“Turkey’s assault on the Kurdish people in Syria — ‘Operation Spring Peace’ — is a replica of what Turks did to the Armenians from 1915 to 1922. The laundered term is ethnic cleansing, but it is genocide, aimed at a one-time U.S. ally in the Mideast,” reported in Chicago Tribune article. “Of course, the Turks have denied for decades their persecution of the Armenians and the estimated 1.5 million deaths during the holocaust. Just as they deny the military incursion into Kurdish-held territory in Syria is to cleanse the region of civilians and combatants, using one of the world’s strongest military forces.”
“The Turks maintain they undertook the assault into Syria to stifle roving bands of terrorists, which they contend are Kurds. They labeled Armenians the same more than a century ago to justify the genocide of a peaceful people,” the article continued.
“I do not have a high level of confidence — in fact, I have no confidence — that Turkey will preserve true religious freedom or protect those religious minorities,” Tony Perkins, Chairman of the U.S. Commission on International Religious Freedom, told NPR. “We could see another genocide in that region.”
Eric Edelman, former U.S. Ambassador to Turkey and Undersecretary of Defense for Policy in the George W. Bush Administration, said in a recent interview published in The Jerusalem Post he was fairly certain that genocide was an option, saying the only time a Turkish government tried to move a million-plus people into Syria was in 1915 — “and that didn’t work out too well” — referring to the Armenian Genocide.
Human rights lawyer Eitay Mack added: “There is absolutely no doubt that Turkey’s success in preventing international recognition of the Armenian genocide between 1915 and 1923 has emboldened Erdoğan to commit horrific crimes against the Kurdish people in 2019.”
“For their part, they are resisting a century of Turkish efforts to erase Kurdish identity and language within the country’s borders, as the Turks have done to other ethnic minorities in the past. Let’s not forget, the very ground we’re speaking about in northern Syria, down the Euphrates River Valley, is the same location to which survivors of the Armenian genocide fled, having become the first victims of Turkish nationalism,” according to a report in RollingStone.
President Recep Tayyip Erdogan’s actions are not being lost on Congress, as well.
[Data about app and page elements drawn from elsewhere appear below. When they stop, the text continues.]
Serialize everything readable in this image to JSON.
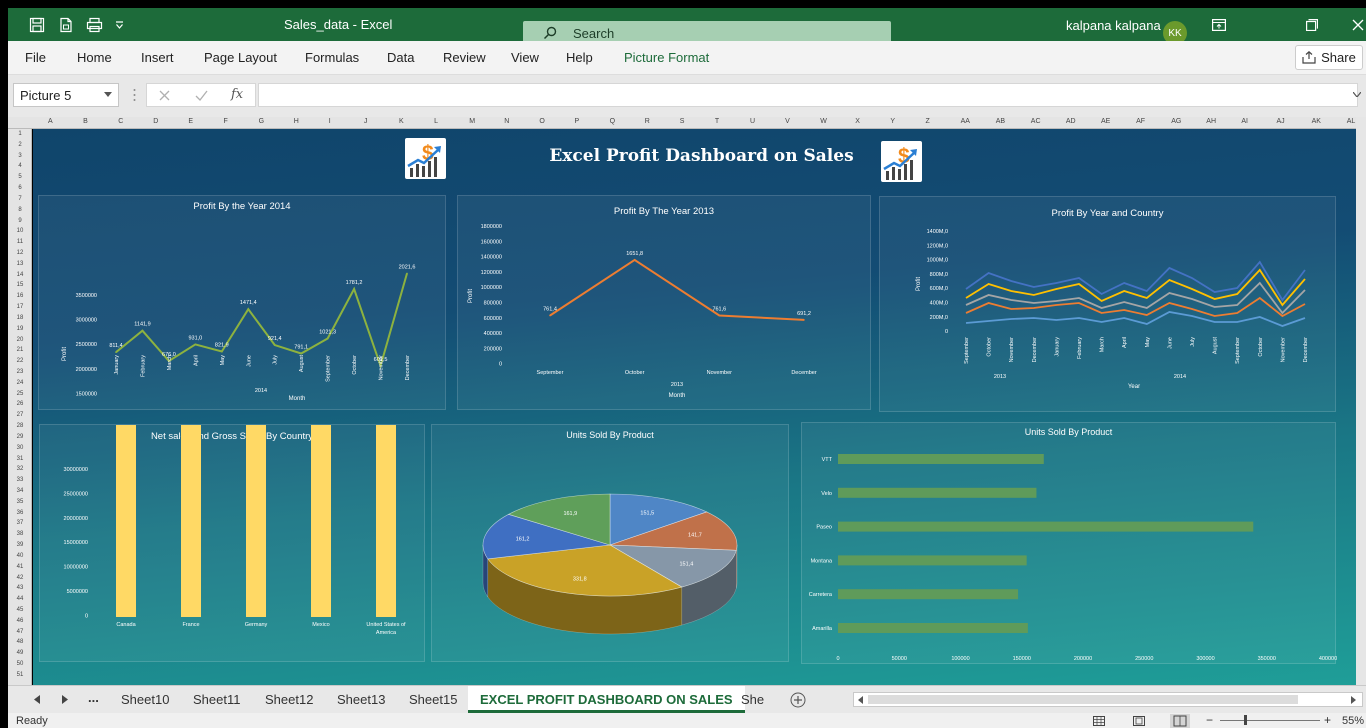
{
  "titlebar": {
    "doc_title": "Sales_data  -  Excel",
    "search_label": "Search",
    "user_name": "kalpana kalpana",
    "avatar_initials": "KK",
    "bg_color": "#1d6b3a"
  },
  "ribbon": {
    "tabs": [
      "File",
      "Home",
      "Insert",
      "Page Layout",
      "Formulas",
      "Data",
      "Review",
      "View",
      "Help",
      "Picture Format"
    ],
    "share_label": "Share",
    "active_color": "#1d6b3a"
  },
  "formula_bar": {
    "name_box": "Picture 5",
    "fx": "fx",
    "value": ""
  },
  "grid": {
    "columns": [
      "A",
      "B",
      "C",
      "D",
      "E",
      "F",
      "G",
      "H",
      "I",
      "J",
      "K",
      "L",
      "M",
      "N",
      "O",
      "P",
      "Q",
      "R",
      "S",
      "T",
      "U",
      "V",
      "W",
      "X",
      "Y",
      "Z",
      "AA",
      "AB",
      "AC",
      "AD",
      "AE",
      "AF",
      "AG",
      "AH",
      "AI",
      "AJ",
      "AK",
      "AL"
    ],
    "rows": [
      "1",
      "2",
      "3",
      "4",
      "5",
      "6",
      "7",
      "8",
      "9",
      "10",
      "11",
      "12",
      "13",
      "14",
      "15",
      "16",
      "17",
      "18",
      "19",
      "20",
      "21",
      "22",
      "23",
      "24",
      "25",
      "26",
      "27",
      "28",
      "29",
      "30",
      "31",
      "32",
      "33",
      "34",
      "35",
      "36",
      "37",
      "38",
      "39",
      "40",
      "41",
      "42",
      "43",
      "44",
      "45",
      "46",
      "47",
      "48",
      "49",
      "50",
      "51"
    ]
  },
  "dashboard": {
    "title": "Excel Profit Dashboard on Sales",
    "logo_icon": "dollar-growth-chart-icon",
    "charts": {
      "c2014": {
        "title": "Profit By the Year 2014",
        "year": "2014",
        "xlabel": "Month",
        "ylabel": "Profit",
        "color": "#8db23f",
        "months": [
          "January",
          "February",
          "March",
          "April",
          "May",
          "June",
          "July",
          "August",
          "September",
          "October",
          "November",
          "December"
        ],
        "values": [
          811.4,
          1141.9,
          676.0,
          931.0,
          821.9,
          1471.4,
          921.4,
          791.1,
          1021.3,
          1781.2,
          601.5,
          2021.6
        ],
        "labels": [
          "811,4",
          "1141,9",
          "676,0",
          "931,0",
          "821,9",
          "1471,4",
          "921,4",
          "791,1",
          "1021,3",
          "1781,2",
          "601,5",
          "2021,6"
        ],
        "ticks": [
          "3500000",
          "3000000",
          "2500000",
          "2000000",
          "1500000",
          "1000000",
          "500000",
          "0"
        ]
      },
      "c2013": {
        "title": "Profit By The Year 2013",
        "year": "2013",
        "xlabel": "Month",
        "ylabel": "Profit",
        "color": "#ed7d31",
        "months": [
          "September",
          "October",
          "November",
          "December"
        ],
        "values": [
          761.4,
          1651.8,
          761.6,
          691.2
        ],
        "labels": [
          "761,4",
          "1651,8",
          "761,6",
          "691,2"
        ],
        "ticks": [
          "1800000",
          "1600000",
          "1400000",
          "1200000",
          "1000000",
          "800000",
          "600000",
          "400000",
          "200000",
          "0"
        ]
      },
      "cCountry": {
        "title": "Profit By Year and Country",
        "xlabel": "Year",
        "ylabel": "Profit",
        "months": [
          "September",
          "October",
          "November",
          "December",
          "January",
          "February",
          "March",
          "April",
          "May",
          "June",
          "July",
          "August",
          "September",
          "October",
          "November",
          "December"
        ],
        "year_labels": [
          "2013",
          "2014"
        ],
        "ticks": [
          "1400M,0",
          "1200M,0",
          "1000M,0",
          "800M,0",
          "600M,0",
          "400M,0",
          "200M,0",
          "0"
        ],
        "series": [
          {
            "color": "#5b9bd5",
            "values": [
              80,
              100,
              120,
              130,
              110,
              130,
              90,
              130,
              70,
              190,
              150,
              90,
              90,
              140,
              50,
              130
            ]
          },
          {
            "color": "#ed7d31",
            "values": [
              180,
              280,
              220,
              230,
              260,
              280,
              180,
              210,
              160,
              280,
              220,
              150,
              180,
              330,
              150,
              270
            ]
          },
          {
            "color": "#a5a5a5",
            "values": [
              260,
              360,
              310,
              280,
              300,
              330,
              230,
              290,
              230,
              380,
              320,
              240,
              260,
              480,
              180,
              410
            ]
          },
          {
            "color": "#ffc000",
            "values": [
              330,
              470,
              400,
              360,
              420,
              470,
              300,
              400,
              330,
              510,
              420,
              320,
              370,
              610,
              260,
              520
            ]
          },
          {
            "color": "#4472c4",
            "values": [
              420,
              580,
              500,
              440,
              480,
              530,
              370,
              480,
              400,
              630,
              530,
              390,
              430,
              690,
              310,
              610
            ]
          }
        ]
      },
      "cNetGross": {
        "title": "Net sales and Gross Sales By Country",
        "bar_color": "#ffd965",
        "line_color": "#ed7d31",
        "countries": [
          "Canada",
          "France",
          "Germany",
          "Mexico",
          "United States of America"
        ],
        "net": [
          24887.7,
          24354.4,
          23505.3,
          20949.9,
          25029.0
        ],
        "gross": [
          26888.1,
          24354.4,
          23505.3,
          20949.9,
          25029.0
        ],
        "labels": [
          "2488M,8",
          "2435M,4",
          "2350M,5",
          "2094M,9",
          "2503M,0"
        ],
        "ticks": [
          "30000000",
          "25000000",
          "20000000",
          "15000000",
          "10000000",
          "5000000",
          "0"
        ]
      },
      "cPie": {
        "title": "Units Sold By Product",
        "slices": [
          {
            "label": "151,5",
            "value": 151.5,
            "color": "#4f86c6"
          },
          {
            "label": "141,7",
            "value": 141.7,
            "color": "#c0714a"
          },
          {
            "label": "151,4",
            "value": 151.4,
            "color": "#8697a8"
          },
          {
            "label": "331,8",
            "value": 331.8,
            "color": "#c9a227"
          },
          {
            "label": "161,2",
            "value": 161.2,
            "color": "#3f6fc2"
          },
          {
            "label": "161,9",
            "value": 161.9,
            "color": "#5f9f5a"
          }
        ]
      },
      "cBar": {
        "title": "Units Sold By Product",
        "bar_color": "#5f9b5a",
        "products": [
          "VTT",
          "Velo",
          "Paseo",
          "Montana",
          "Carretera",
          "Amarilla"
        ],
        "values": [
          168000,
          162000,
          339000,
          154000,
          147000,
          155000
        ],
        "ticks": [
          "0",
          "50000",
          "100000",
          "150000",
          "200000",
          "250000",
          "300000",
          "350000",
          "400000"
        ]
      }
    }
  },
  "sheet_tabs": {
    "tabs": [
      "Sheet10",
      "Sheet11",
      "Sheet12",
      "Sheet13",
      "Sheet15",
      "EXCEL PROFIT DASHBOARD ON SALES",
      "She"
    ],
    "active": "EXCEL PROFIT DASHBOARD ON SALES",
    "more_label": "..."
  },
  "status": {
    "ready": "Ready",
    "zoom": "55%"
  }
}
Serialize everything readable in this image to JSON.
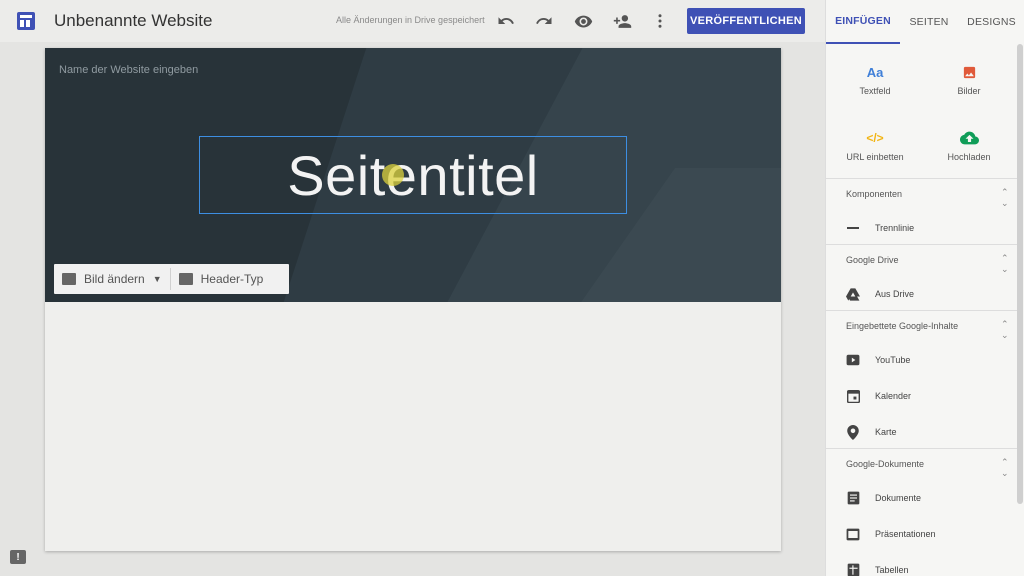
{
  "topbar": {
    "site_title": "Unbenannte Website",
    "save_status": "Alle Änderungen in Drive gespeichert",
    "publish_label": "VERÖFFENTLICHEN",
    "icons": [
      "undo-icon",
      "redo-icon",
      "preview-icon",
      "share-icon",
      "more-icon"
    ]
  },
  "header": {
    "site_name_placeholder": "Name der Website eingeben",
    "page_title": "Seitentitel",
    "change_image_label": "Bild ändern",
    "header_type_label": "Header-Typ"
  },
  "panel": {
    "tabs": [
      {
        "label": "EINFÜGEN",
        "active": true
      },
      {
        "label": "SEITEN",
        "active": false
      },
      {
        "label": "DESIGNS",
        "active": false
      }
    ],
    "quick_insert": [
      {
        "label": "Textfeld",
        "icon": "text-icon",
        "glyph": "Aa",
        "color": "#3f7fd8"
      },
      {
        "label": "Bilder",
        "icon": "image-icon",
        "color": "#e05a3a"
      },
      {
        "label": "URL einbetten",
        "icon": "embed-icon",
        "glyph": "</>",
        "color": "#f2b515"
      },
      {
        "label": "Hochladen",
        "icon": "upload-icon",
        "color": "#0f9d58"
      }
    ],
    "sections": [
      {
        "title": "Komponenten",
        "items": [
          "Trennlinie"
        ]
      },
      {
        "title": "Google Drive",
        "items": [
          "Aus Drive"
        ]
      },
      {
        "title": "Eingebettete Google-Inhalte",
        "items": [
          "YouTube",
          "Kalender",
          "Karte"
        ]
      },
      {
        "title": "Google-Dokumente",
        "items": [
          "Dokumente",
          "Präsentationen",
          "Tabellen"
        ]
      }
    ]
  },
  "colors": {
    "accent": "#3f51b5",
    "selection": "#3d8ee2",
    "header_bg": "#2f3c44"
  }
}
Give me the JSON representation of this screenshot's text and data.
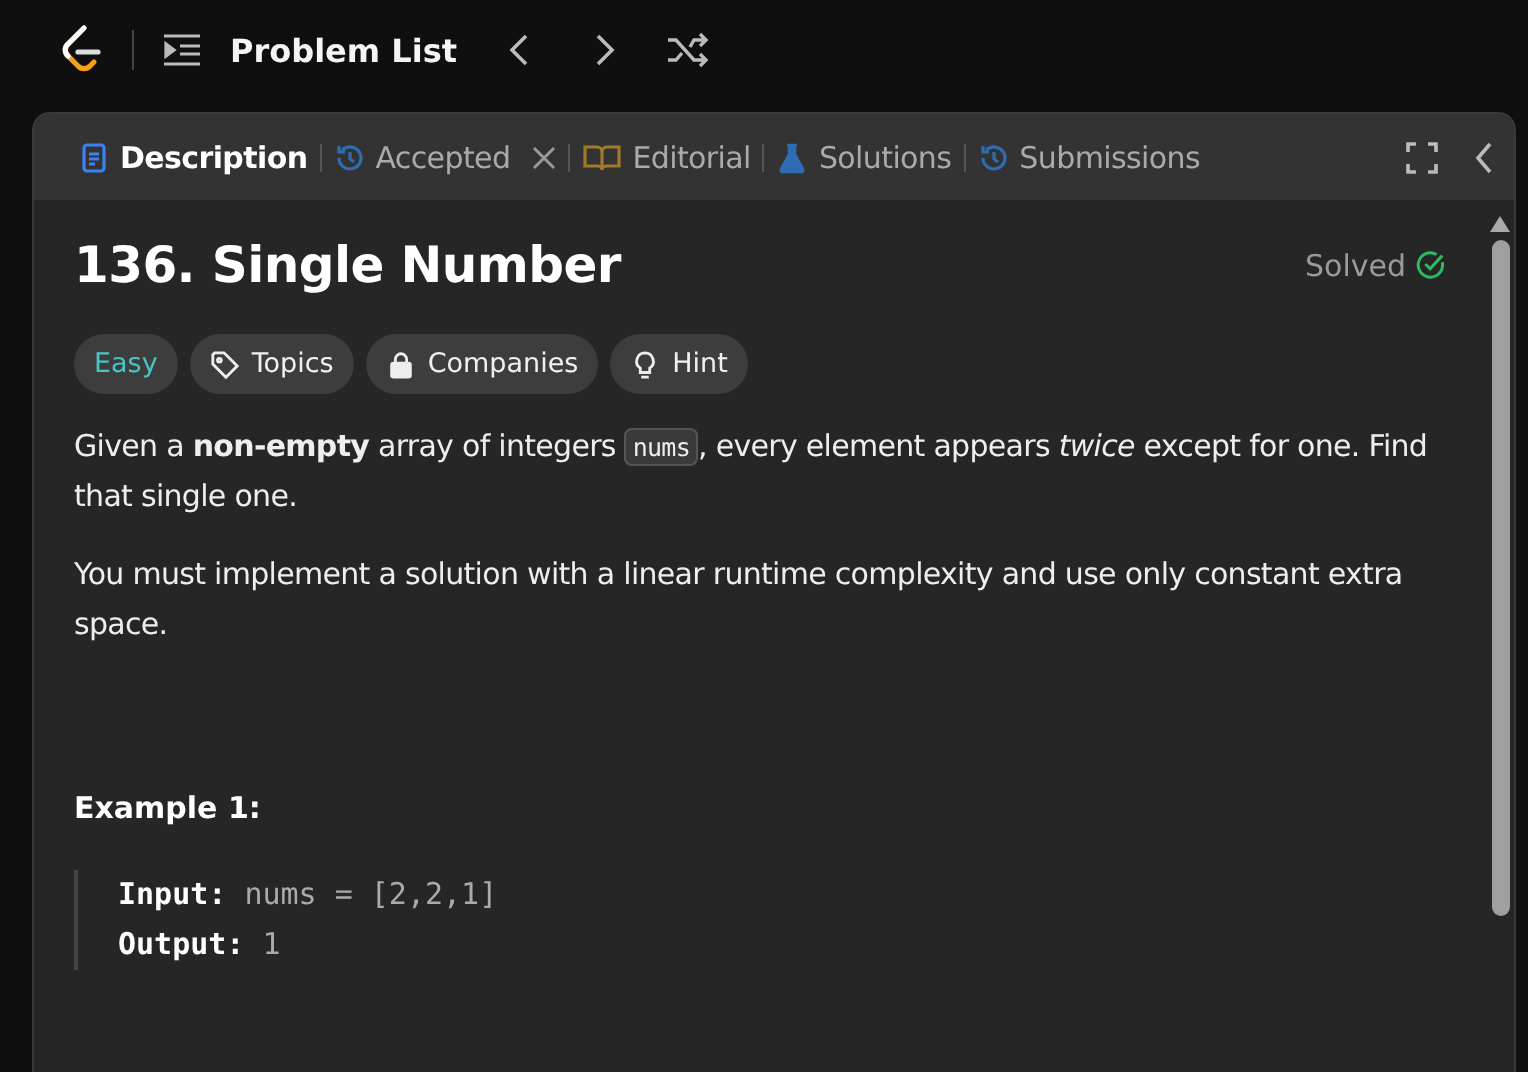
{
  "topbar": {
    "title": "Problem List"
  },
  "tabs": [
    {
      "label": "Description",
      "kind": "description",
      "selected": true,
      "closable": false
    },
    {
      "label": "Accepted",
      "kind": "history",
      "selected": false,
      "closable": true
    },
    {
      "label": "Editorial",
      "kind": "book",
      "selected": false,
      "closable": false
    },
    {
      "label": "Solutions",
      "kind": "flask",
      "selected": false,
      "closable": false
    },
    {
      "label": "Submissions",
      "kind": "history",
      "selected": false,
      "closable": false
    }
  ],
  "problem": {
    "title": "136. Single Number",
    "status": "Solved",
    "tags": [
      {
        "label": "Easy",
        "kind": "difficulty"
      },
      {
        "label": "Topics",
        "kind": "tag"
      },
      {
        "label": "Companies",
        "kind": "lock"
      },
      {
        "label": "Hint",
        "kind": "bulb"
      }
    ],
    "paragraphs": [
      [
        {
          "kind": "text",
          "text": "Given a **non-empty** array of integers "
        },
        {
          "kind": "code",
          "text": "nums"
        },
        {
          "kind": "text",
          "text": ", every element appears *twice* except for one. Find that single one."
        }
      ],
      [
        {
          "kind": "text",
          "text": "You must implement a solution with a linear runtime complexity and use only constant extra space."
        }
      ]
    ],
    "examples": [
      {
        "title": "Example 1:",
        "lines": [
          {
            "label": "Input:",
            "value": "nums = [2,2,1]"
          },
          {
            "label": "Output:",
            "value": "1"
          }
        ]
      }
    ]
  }
}
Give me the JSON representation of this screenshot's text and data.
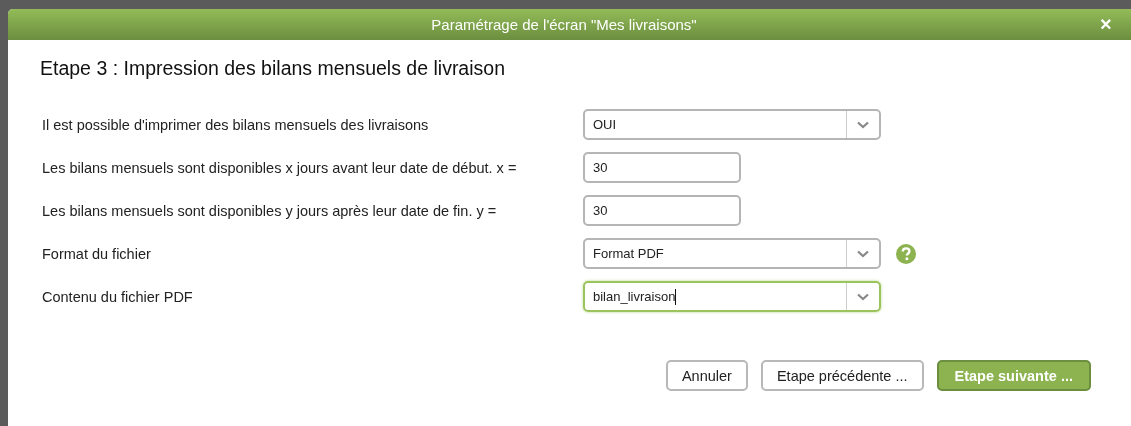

Yesterday, the U.S. House of Representatives overwhelming passed legislation which “calls on Turkish President Erdogan to immediately cease unilateral military action in Northeast Syria and to respect existing agreements relating to Syria.” And in that bill, Congress referenced that “Turkey has historically threatened, forcibly displaced, and killed Syrian Kurds, including during military operations in the Afrin District.”
Last week, Rep. Albio Sires (D-NJ) stated: “These actions are particularly concerning given Turkey’s historical precedent of eliminating minority groups that it perceives as a threat, as it did during the Armenian Genocide.”
“Now would be a good time for the United States to recognize the Armenian Genocide,” Rep. Ted Lieu (D-CA) wrote on Twitter.
Rep. Judy Chu (D-CA) said: “100 years ago, 1.5 million Armenians were slaughtered in what is now Turkey. For decades, the US has refused to officially acknowledge that first modern genocide out of fear of alienating Turkey. Clearly, it’s past time we stop worrying about Turkey’s feelings & pass H.Res. 296.”
“The Hitler of our century, Boston Celtics basketball player Enes Kanter has said, is the president of his native Turkey,” according to an article in The Spectator. “It’s been time for justice for Turkey’s victims, but there is now an opportunity for President Trump, given the tension between the US and Turkey due to our newly imposed sanctions in response to their military campaign in northeast Syria, to formally recognize Turkey’s past and contemporary crimes.”
“The [Armenian] Assembly is urging Congress to affirm the Armenian Genocide now that the circumstances have become not only overdue but especially ripe by adopting H. Res. 296,” The Spectator article continued. “The best time to acknowledge Turkey’s crimes was yesterday. The second best time is today.”
Established in 1972, the Armenian Assembly of America is the largest Washington-based nationwide organization promoting public understanding and awareness of Armenian issues. The Assembly is a non-partisan, 501(c)(3) tax-exempt membership organization.